  58. Sobel, M. E. (1982). Aysymptomatic confidence intervals for indirect effects in structural equation models. In S. Leinhart (Ed.), Sociological Methodology 1982 (pp. 290–312). San Francisco: Jossey-Bass.Google Scholar
  59. Sorenson, S. B., Stein, J. A., Siegel, J. M., Golding, J. M., & Burnam, M. A. (1987). The prevalence of adult sexual assault. The Los Angeles epidemiologic catchment area project. American Journal of Epidemiology, 126(6), 1154–1164.PubMedGoogle Scholar
  60. Tabachnick, B.G., & Fidell, L.S. (2000). Using multivariate statistics (4th ed.). Boston: Allyn & Bacon.Google Scholar
  61. Thompson, B. L., & Waltz, J. (2010). Mindfulness and experiential avoidance as predictors of posttraumatic stress disorder avoidance symptom severity. Journal of Anxiety Disorders, 24(4), 409–415.PubMedCrossRefGoogle Scholar
  62. Ullman, S. E., & Siegel, J. M. (1994). Predictors of exposure to traumatic events and posttraumatic stress sequelae. Journal of Community Psychology, 22, 328–338.CrossRefGoogle Scholar
  63. Ullman, S. E., Karabatsos, G., & Koss, M. P. (1999). Alcohol and sexual assault in a national sample of college women. Journal of Interpersonal Violence, 14, 603–625.CrossRefGoogle Scholar
  64. Walser, R. D., & Westrup, D. (2007). Acceptance & commitment therapy for the treatment of post-traumatic stress disorder: A practitioner’s guide to using mindfulness & acceptance strategies. Oakland: New Harbinger Publications, Inc.Google Scholar
  65. Weathers, F. W., Litz, B., Huska, J., & Keane, T. M. (1994). PTSD Checklist (PCL). Boston: National Center for PTSD — Behavioral Science Division.Google Scholar

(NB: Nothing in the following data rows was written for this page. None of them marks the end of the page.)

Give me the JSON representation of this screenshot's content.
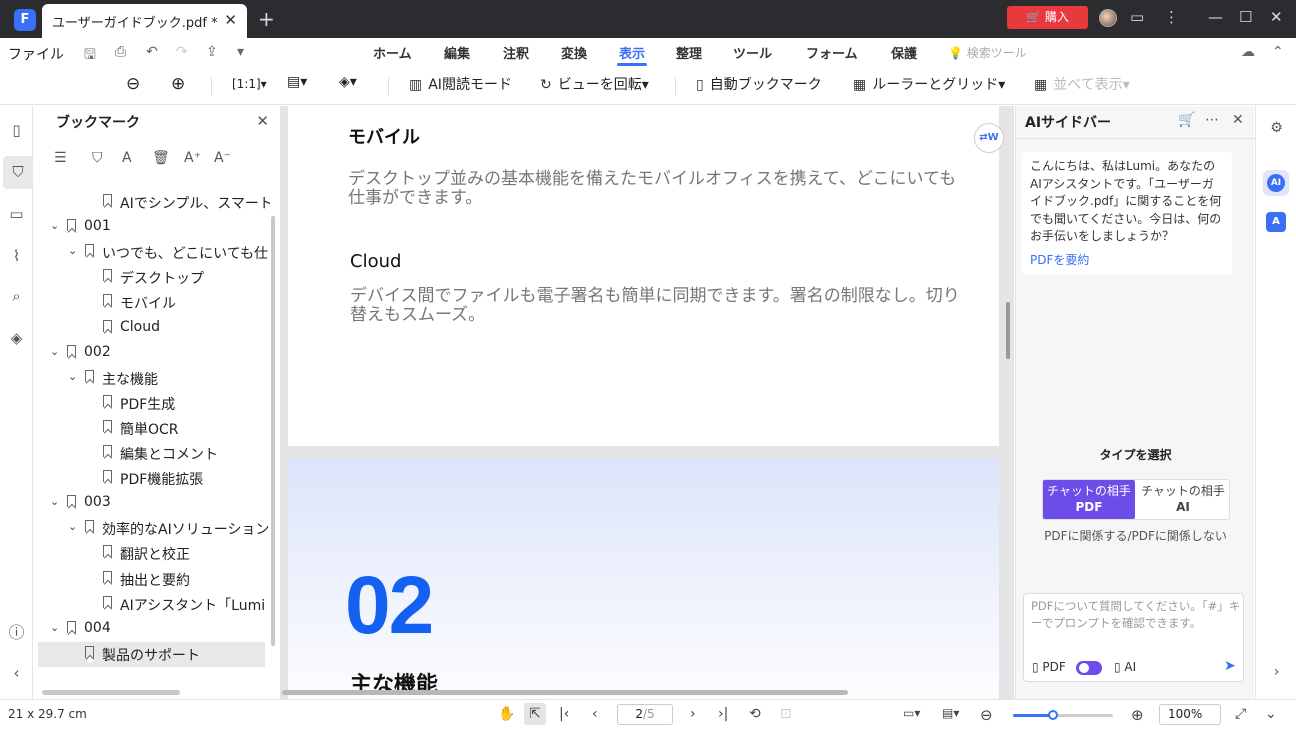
{
  "titlebar": {
    "doc_tab_title": "ユーザーガイドブック.pdf *",
    "buy_label": "購入"
  },
  "menu": {
    "file": "ファイル",
    "tabs": [
      "ホーム",
      "編集",
      "注釈",
      "変換",
      "表示",
      "整理",
      "ツール",
      "フォーム",
      "保護"
    ],
    "active_tab": "表示",
    "search_tools": "検索ツール"
  },
  "toolbar": {
    "ai_reading": "AI閲読モード",
    "rotate_view": "ビューを回転",
    "auto_bookmark": "自動ブックマーク",
    "ruler_grid": "ルーラーとグリッド",
    "side_by_side": "並べて表示"
  },
  "bookmarks": {
    "title": "ブックマーク",
    "items": [
      {
        "label": "AIでシンプル、スマートな",
        "level": 2,
        "caret": false,
        "selected": false
      },
      {
        "label": "001",
        "level": 0,
        "caret": true,
        "selected": false
      },
      {
        "label": "いつでも、どこにいても仕",
        "level": 1,
        "caret": true,
        "selected": false
      },
      {
        "label": "デスクトップ",
        "level": 2,
        "caret": false,
        "selected": false
      },
      {
        "label": "モバイル",
        "level": 2,
        "caret": false,
        "selected": false
      },
      {
        "label": "Cloud",
        "level": 2,
        "caret": false,
        "selected": false
      },
      {
        "label": "002",
        "level": 0,
        "caret": true,
        "selected": false
      },
      {
        "label": "主な機能",
        "level": 1,
        "caret": true,
        "selected": false
      },
      {
        "label": "PDF生成",
        "level": 2,
        "caret": false,
        "selected": false
      },
      {
        "label": "簡単OCR",
        "level": 2,
        "caret": false,
        "selected": false
      },
      {
        "label": "編集とコメント",
        "level": 2,
        "caret": false,
        "selected": false
      },
      {
        "label": "PDF機能拡張",
        "level": 2,
        "caret": false,
        "selected": false
      },
      {
        "label": "003",
        "level": 0,
        "caret": true,
        "selected": false
      },
      {
        "label": "効率的なAIソリューション",
        "level": 1,
        "caret": true,
        "selected": false
      },
      {
        "label": "翻訳と校正",
        "level": 2,
        "caret": false,
        "selected": false
      },
      {
        "label": "抽出と要約",
        "level": 2,
        "caret": false,
        "selected": false
      },
      {
        "label": "AIアシスタント「Lumi",
        "level": 2,
        "caret": false,
        "selected": false
      },
      {
        "label": "004",
        "level": 0,
        "caret": true,
        "selected": false
      },
      {
        "label": "製品のサポート",
        "level": 1,
        "caret": false,
        "selected": true
      }
    ]
  },
  "document": {
    "mobile_heading": "モバイル",
    "mobile_body": "デスクトップ並みの基本機能を備えたモバイルオフィスを携えて、どこにいても仕事ができます。",
    "cloud_heading": "Cloud",
    "cloud_body": "デバイス間でファイルも電子署名も簡単に同期できます。署名の制限なし。切り替えもスムーズ。",
    "section_number": "02",
    "section_title": "主な機能"
  },
  "ai_sidebar": {
    "title": "AIサイドバー",
    "greeting": "こんにちは、私はLumi。あなたのAIアシスタントです。「ユーザーガイドブック.pdf」に関することを何でも聞いてください。今日は、何のお手伝いをしましょうか？",
    "summarize_link": "PDFを要約",
    "type_title": "タイプを選択",
    "option_pdf_line1": "チャットの相手",
    "option_pdf_line2": "PDF",
    "option_ai_line1": "チャットの相手",
    "option_ai_line2": "AI",
    "type_caption": "PDFに関係する/PDFに関係しない",
    "input_placeholder": "PDFについて質問してください。「#」キーでプロンプトを確認できます。",
    "mode_pdf": "PDF",
    "mode_ai": "AI"
  },
  "statusbar": {
    "page_size": "21 x 29.7 cm",
    "current_page": "2",
    "total_pages": "/5",
    "zoom": "100%",
    "zoom_fraction": 0.4
  }
}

Copyright information

© Springer Science+Business Media, LLC 2010

Authors and Affiliations

  1. 1.Department of PsychologyClark UniversityWorcesterUSA
  2. 2.Department of PsychologyUniversity of NevadaRenoUSA

Personalised recommendations